→ **TASK DATA**:

[Start of Attachment]

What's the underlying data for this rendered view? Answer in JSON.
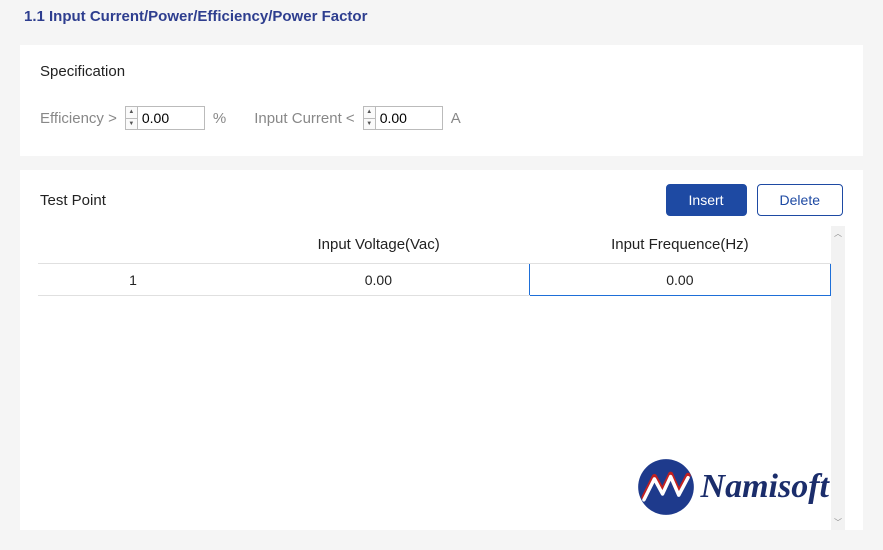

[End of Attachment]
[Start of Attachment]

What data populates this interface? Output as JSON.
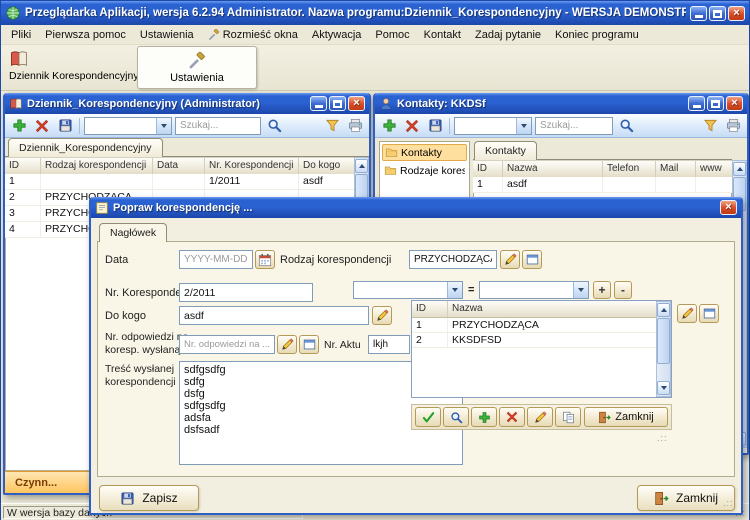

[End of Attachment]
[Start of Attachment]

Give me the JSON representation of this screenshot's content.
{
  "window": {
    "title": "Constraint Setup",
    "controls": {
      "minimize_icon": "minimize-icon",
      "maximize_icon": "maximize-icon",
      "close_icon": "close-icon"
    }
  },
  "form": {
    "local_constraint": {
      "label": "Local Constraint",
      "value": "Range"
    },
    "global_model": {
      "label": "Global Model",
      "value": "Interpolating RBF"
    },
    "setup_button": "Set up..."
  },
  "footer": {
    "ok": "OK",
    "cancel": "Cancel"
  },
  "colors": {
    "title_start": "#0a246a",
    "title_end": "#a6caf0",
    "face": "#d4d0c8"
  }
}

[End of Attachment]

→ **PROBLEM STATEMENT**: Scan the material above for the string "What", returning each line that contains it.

→ **ANSWER SPACE**:
What's the underlying data for this rendered view? Answer in JSON.
What data populates this interface? Output as JSON.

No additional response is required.